Our findings suggest that high school football players from a well-defined community who played from 1946 to 1956 did not have an increased risk of dementia, PD, or ALS compared with non–football players. These data should be interpreted in light of the many differences between today's high school football players and those of the distant past. Although today's players have better equipment, trainers and physicians who are more knowledgeable about concussions, and rules against spearing, they also tend to be larger and quicker than athletes in the prior era, increasing the force of impact. Moreover, although dramatically different from the marginally protective headgear of this earlier era, current helmets certainly do not eliminate concussions and may provide players with a false sense of protection. Although these results should be somewhat reassuring to high school players from 50 years ago, they should give no reassurance to today's players.
The authors thank all the personnel of the Rochester Historical Society and Lourdes High School for their help and support.
Statistical analyses were conducted by B. R. Grossardt, MS, Division of Biomedical Statistics and Informatics, Department of Health Sciences Research, College of Medicine, Mayo Clinic, Rochester, MN.

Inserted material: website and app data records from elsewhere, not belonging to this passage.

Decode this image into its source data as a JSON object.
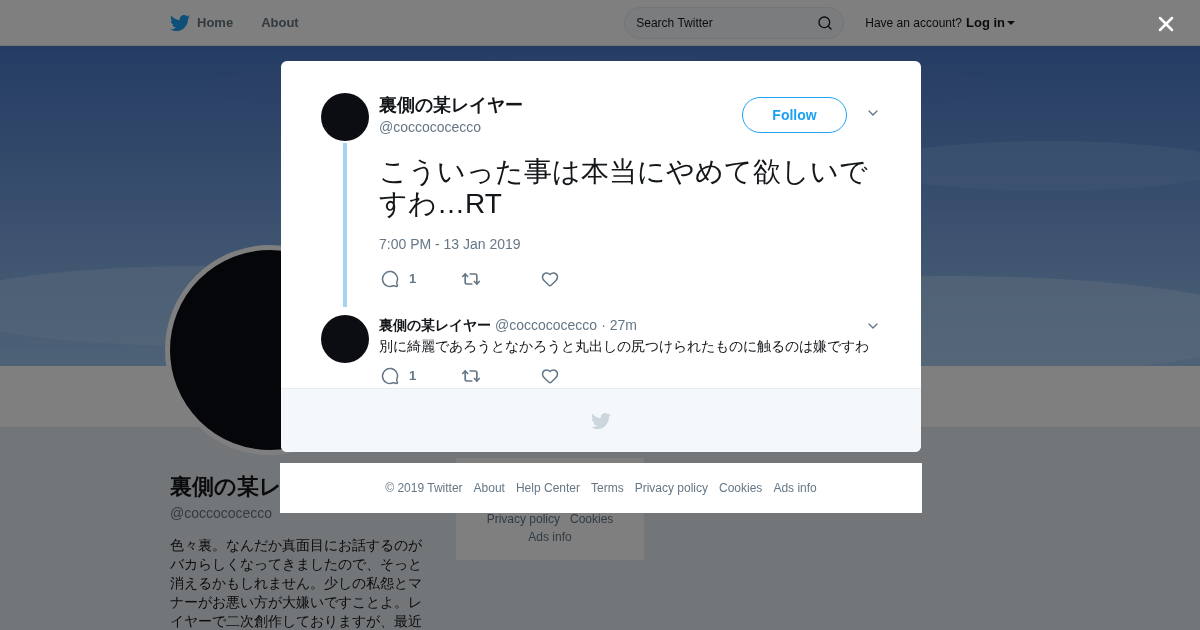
{
  "header": {
    "nav": [
      "Home",
      "About"
    ],
    "search": {
      "placeholder": "Search Twitter"
    },
    "account_prompt": "Have an account?",
    "login": "Log in"
  },
  "profile": {
    "name": "裏側の某レ",
    "handle": "@coccococecco",
    "bio": "色々裏。なんだか真面目にお話するのがバカらしくなってきましたので、そっと消えるかもしれません。少しの私怨とマナーがお悪い方が大嫌いですことよ。レイヤーで二次創作しておりますが、最近"
  },
  "sidebar_footer": {
    "links": [
      "Privacy policy",
      "Cookies",
      "Ads info"
    ]
  },
  "modal": {
    "tweet": {
      "name": "裏側の某レイヤー",
      "handle": "@coccococecco",
      "follow": "Follow",
      "text": "こういった事は本当にやめて欲しいですわ…RT",
      "date": "7:00 PM - 13 Jan 2019",
      "replies": "1"
    },
    "reply": {
      "name": "裏側の某レイヤー",
      "handle": "@coccococecco",
      "time": "· 27m",
      "text": "別に綺麗であろうとなかろうと丸出しの尻つけられたものに触るのは嫌ですわ",
      "replies": "1"
    }
  },
  "footer": {
    "links": [
      "© 2019 Twitter",
      "About",
      "Help Center",
      "Terms",
      "Privacy policy",
      "Cookies",
      "Ads info"
    ]
  }
}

Grant Support: The study was supported by National Institutes of Health Grant R01-AG034676, the Rochester Epidemiology Project (Principal Investigator: Walter A. Rocca, MD, MPH).
Author Interview Video